Jenny wrote this on article for the42.ie for World Spine Day on the common misconceptions of back pain. 

It was published on 23/10/2015. The article is repordiuced below but can be read on the42.ie on at the following link - Full article

 

5 of the most common myths about back pain debunked 

You don’t necessarily need to lie on the couch all day or require surgery to cure the problem.

 

WORLD SPINE DAY might have passed most of us by over the weekend but when one considers that 80% of us will experience back pain at some stage in our lives, it’s something we should probably pay more attention to.

Chartered Physiotherapist Jenny Branigan deals with low back pain (LBP) sufferers every day and says that a person’s beliefs and attitudes towards pain will influence their prognosis.

She also explains how people with the worst back pain beliefs and greatest fear about physical activity become the most disabled.

Here are five other common myths she has debunked for us.

Myth No 1: I hurt my back, so I will have a bad back from now on

  • LBP is painful initially but most people recover fully.
  • Most people return to full, previous activity levels.
  • Only a very small number develop long-standing, disabling problems.
  • Early identification gives rise to a better prognosis.
  • It is important that we identify the small number of people at higher risk of developing longer term problems, so get it checked promptly!

Myth No 2: I have back pain, so I should stay in bed and rest

  • You should certainly avoid aggravating it for the first few days but….
  • Bed rest is not advised – it will make your pain worse and make you stiff.
  • Keep gently active and return to all activities within your pain-free limits, including going to work.

Myth No 3: My back pain is due to something being ‘out of place’

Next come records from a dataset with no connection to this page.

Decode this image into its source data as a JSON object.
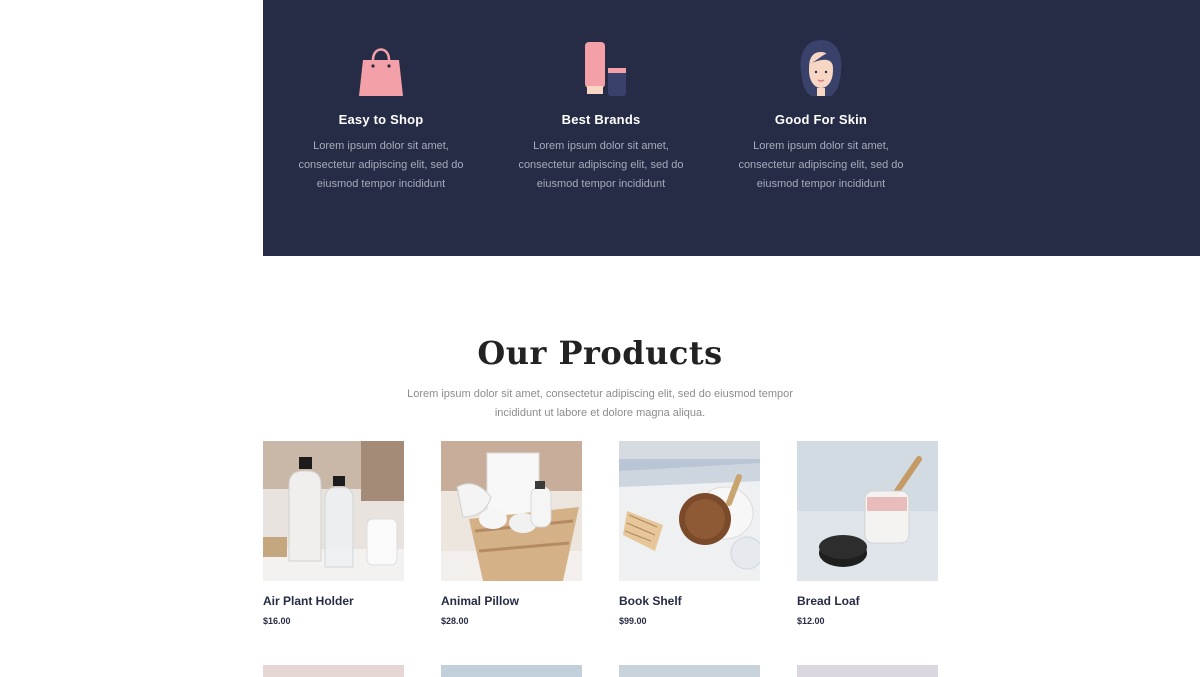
{
  "features": [
    {
      "title": "Easy to Shop",
      "icon": "shopping-bag-icon",
      "description": "Lorem ipsum dolor sit amet, consectetur adipiscing elit, sed do eiusmod tempor incididunt"
    },
    {
      "title": "Best Brands",
      "icon": "cosmetics-icon",
      "description": "Lorem ipsum dolor sit amet, consectetur adipiscing elit, sed do eiusmod tempor incididunt"
    },
    {
      "title": "Good For Skin",
      "icon": "woman-face-icon",
      "description": "Lorem ipsum dolor sit amet, consectetur adipiscing elit, sed do eiusmod tempor incididunt"
    }
  ],
  "products_section": {
    "title": "Our Products",
    "description": "Lorem ipsum dolor sit amet, consectetur adipiscing elit, sed do eiusmod tempor incididunt ut labore et dolore magna aliqua.",
    "items": [
      {
        "name": "Air Plant Holder",
        "price": "$16.00"
      },
      {
        "name": "Animal Pillow",
        "price": "$28.00"
      },
      {
        "name": "Book Shelf",
        "price": "$99.00"
      },
      {
        "name": "Bread Loaf",
        "price": "$12.00"
      }
    ]
  },
  "colors": {
    "band_background": "#262c45",
    "accent_pink": "#f4a0a8",
    "text_dark": "#262c45"
  }
}
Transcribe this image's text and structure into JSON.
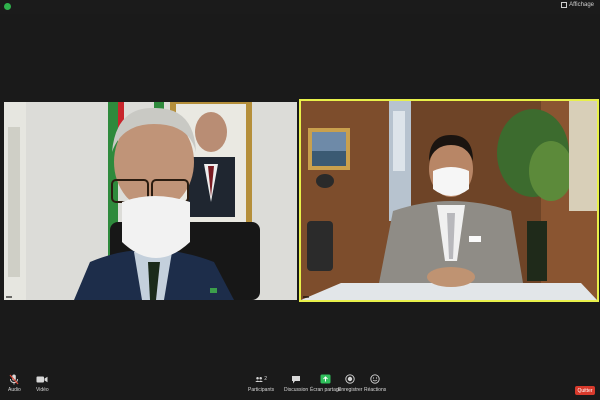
{
  "top_bar": {
    "view_label": "Affichage"
  },
  "participants": [
    {
      "name": ""
    },
    {
      "name": ""
    }
  ],
  "toolbar": {
    "audio_label": "Audio",
    "video_label": "Vidéo",
    "participants_label": "Participants",
    "participants_count": "2",
    "chat_label": "Discussion",
    "share_label": "Écran partagé",
    "record_label": "Enregistrer",
    "reactions_label": "Réactions",
    "end_label": "Quitter"
  }
}
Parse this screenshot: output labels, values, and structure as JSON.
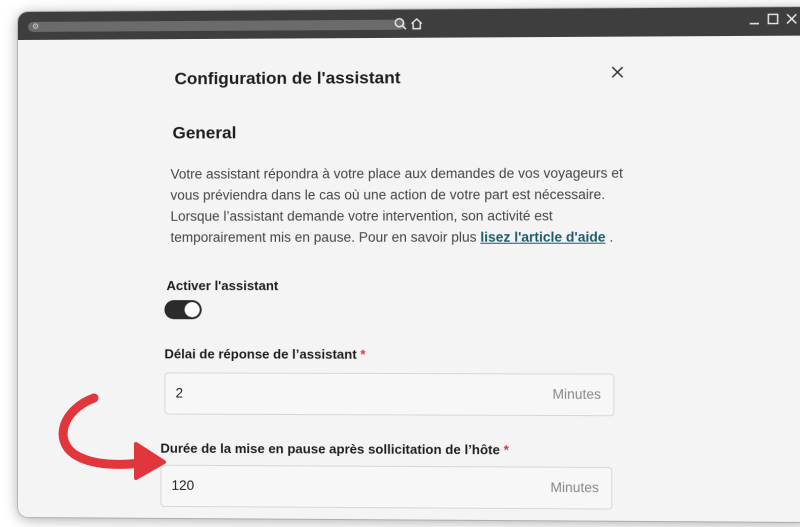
{
  "dialog": {
    "title": "Configuration de l'assistant",
    "section_title": "General",
    "description": "Votre assistant répondra à votre place aux demandes de vos voyageurs et vous préviendra dans le cas où une action de votre part est nécessaire. Lorsque l’assistant demande votre intervention, son activité est temporairement mis en pause. Pour en savoir plus",
    "help_link": "lisez l'article d'aide",
    "description_end": ".",
    "activate_label": "Activer l'assistant",
    "activate_on": true,
    "response_delay": {
      "label": "Délai de réponse de l’assistant",
      "required_mark": "*",
      "value": "2",
      "unit": "Minutes"
    },
    "pause_duration": {
      "label": "Durée de la mise en pause après sollicitation de l’hôte",
      "required_mark": "*",
      "value": "120",
      "unit": "Minutes"
    }
  },
  "colors": {
    "annotation_arrow": "#e0363c",
    "link": "#1b5a6b",
    "required": "#d9363e",
    "toggle_on": "#2b2b2b"
  },
  "icons": {
    "search": "search-icon",
    "home": "home-icon",
    "close": "close-icon",
    "minimize": "minimize-icon",
    "maximize": "maximize-icon",
    "window_close": "window-close-icon"
  }
}
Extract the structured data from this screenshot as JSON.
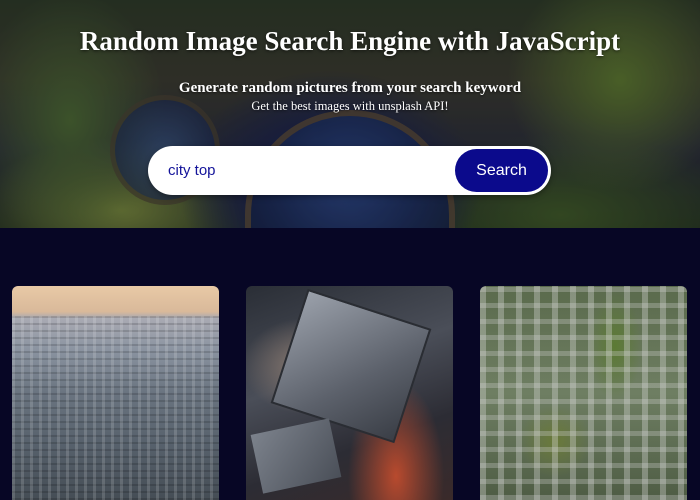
{
  "header": {
    "title": "Random Image Search Engine with JavaScript",
    "subtitle": "Generate random pictures from your search keyword",
    "tagline": "Get the best images with unsplash API!"
  },
  "search": {
    "value": "city top",
    "button_label": "Search"
  },
  "results": {
    "images": [
      {
        "subject": "city-skyline-photo"
      },
      {
        "subject": "aerial-city-street-photo"
      },
      {
        "subject": "aerial-city-grid-photo"
      }
    ]
  },
  "colors": {
    "accent": "#0b0a8c",
    "page_background": "#070625",
    "input_text": "#14149a"
  }
}
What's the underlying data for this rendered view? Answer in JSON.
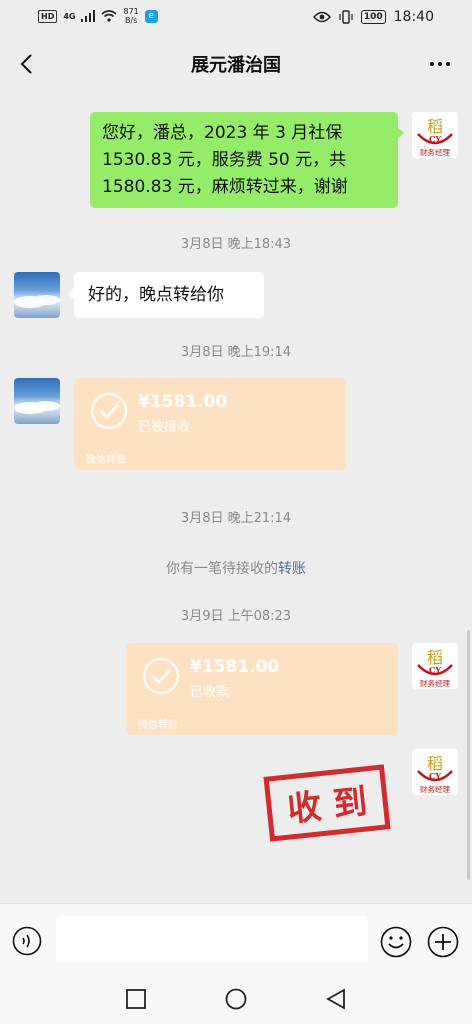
{
  "status_bar": {
    "left_badges": [
      "HD",
      "4G"
    ],
    "net_speed_value": "871",
    "net_speed_unit": "B/s",
    "battery": "100",
    "time": "18:40"
  },
  "header": {
    "title": "展元潘治国",
    "back_icon": "chevron-left-icon",
    "more_icon": "more-horizontal-icon"
  },
  "avatars": {
    "self_label": "财务经理",
    "self_logo_letters": "CY",
    "self_logo_char": "稻"
  },
  "messages": {
    "m1": {
      "line1": "您好，潘总，2023 年 3 月社保",
      "line2": "1530.83 元，服务费 50 元，共",
      "line3": "1580.83 元，麻烦转过来，谢谢"
    },
    "t1": "3月8日 晚上18:43",
    "m2": "好的，晚点转给你",
    "t2": "3月8日 晚上19:14",
    "transfer1": {
      "amount": "¥1581.00",
      "status": "已被接收",
      "footer": "微信转账"
    },
    "t3": "3月8日 晚上21:14",
    "notice": {
      "text": "你有一笔待接收的",
      "link": "转账"
    },
    "t4": "3月9日 上午08:23",
    "transfer2": {
      "amount": "¥1581.00",
      "status": "已收款",
      "footer": "微信转账"
    },
    "stamp": "收 到"
  },
  "input_bar": {
    "voice_icon": "voice-icon",
    "emoji_icon": "emoji-icon",
    "plus_icon": "plus-icon",
    "placeholder": ""
  },
  "colors": {
    "bg": "#ededed",
    "green_bubble": "#95ec69",
    "transfer_bg": "#fde1c3",
    "link": "#576b95",
    "stamp": "#d22b2b"
  }
}
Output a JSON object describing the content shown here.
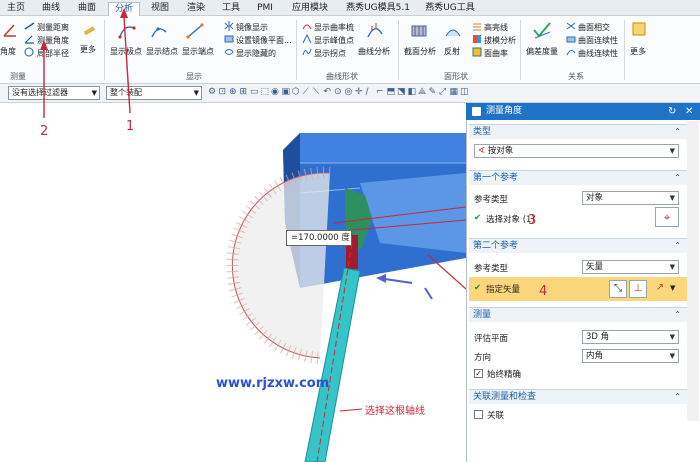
{
  "menu": {
    "tabs": [
      "主页",
      "曲线",
      "曲面",
      "分析",
      "视图",
      "渲染",
      "工具",
      "PMI",
      "应用模块",
      "燕秀UG模具5.1",
      "燕秀UG工具"
    ],
    "active_tab": "分析"
  },
  "ribbon": {
    "measure": {
      "angle_btn": "角度",
      "distance": "测量距离",
      "angle": "测量角度",
      "radius": "局部半径",
      "more": "更多",
      "group": "测量"
    },
    "display": {
      "show_poles": "显示极点",
      "show_nodes": "显示结点",
      "show_knots": "显示端点",
      "mirror": "镜像显示",
      "set_mirror": "设置镜像平面...",
      "hidden": "显示隐藏的",
      "group": "显示"
    },
    "curve_shape": {
      "curvature_comb": "显示曲率梳",
      "peak": "显示峰值点",
      "inflection": "显示拐点",
      "curve_analysis": "曲线分析",
      "group": "曲线形状"
    },
    "face_shape": {
      "section": "截面分析",
      "reflection": "反射",
      "highlight": "高亮线",
      "slope": "拔模分析",
      "face_curvature": "面曲率",
      "group": "面形状"
    },
    "relation": {
      "deviation": "偏差度量",
      "face_intersect": "曲面相交",
      "face_continuity": "曲面连续性",
      "curve_continuity": "曲线连续性",
      "group": "关系"
    },
    "more": "更多"
  },
  "toolbar": {
    "filter": "没有选择过滤器",
    "assembly": "整个装配"
  },
  "viewport": {
    "measure_value": "=170.0000 度",
    "watermark": "www.rjzxw.com",
    "annotation": "选择这根轴线",
    "markers": [
      "1",
      "2",
      "3",
      "4"
    ]
  },
  "dialog": {
    "title": "测量角度",
    "type_section": "类型",
    "type_value": "按对象",
    "ref1_section": "第一个参考",
    "ref1_type_label": "参考类型",
    "ref1_type_value": "对象",
    "select_object": "选择对象 (1)",
    "ref2_section": "第二个参考",
    "ref2_type_label": "参考类型",
    "ref2_type_value": "矢量",
    "specify_vector": "指定矢量",
    "measure_section": "测量",
    "eval_plane_label": "评估平面",
    "eval_plane_value": "3D 角",
    "direction_label": "方向",
    "direction_value": "内角",
    "always_precise": "始终精确",
    "assoc_section": "关联测量和检查",
    "assoc_label": "关联"
  }
}
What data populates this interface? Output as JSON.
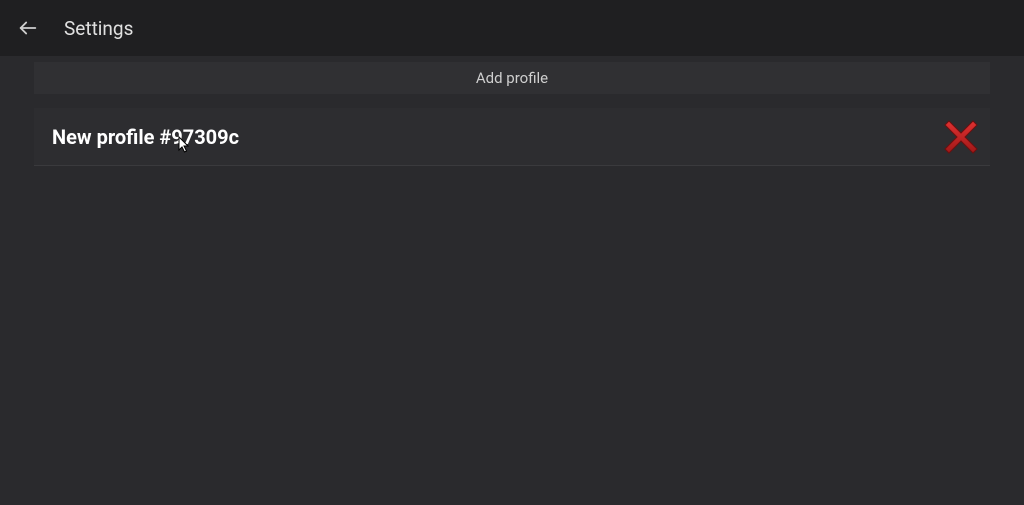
{
  "header": {
    "title": "Settings"
  },
  "actions": {
    "add_profile_label": "Add profile"
  },
  "profiles": [
    {
      "name": "New profile #97309c"
    }
  ],
  "icons": {
    "back": "back-arrow",
    "delete": "close-x"
  },
  "colors": {
    "delete_red": "#c92a2a",
    "delete_red_dark": "#8b1a1a"
  }
}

  • The joints may not be moving smoothly but they are not ‘out of place’.
  • X-rays and scans rarely show any joint displacement.
  • The popping noise you may hear when being manipulated is not a bone or a joint going back into place. The noise you hear is negative air pressure in that joint being released by the thrust of the manipulation.

Myth No 4: I need a scan or X-ray for my back pain

In most cases of LBP, scans are not necessary as the result of them will not affect the treatment you need to clear the pain. Your Chartered Physiotherapist will request a scan if:
  1. There are signs of a serious problem (we call these red flags)
  2. You are not responding to treatment as we expect you to
  3. Most back pain is what we call “non-specific” and the scans and X-Rays will only show normal ageing.

 

Myth No 5: I need an operation to cure my back pain

  • Only a very small amount of people with back pain require surgery.
  • It is not usually the first choice of treatment and is often only considered as a very last resort
  • There is no quick fix for back pain, but exercise will keep you supple and strong which will prevent future episodes of back pain.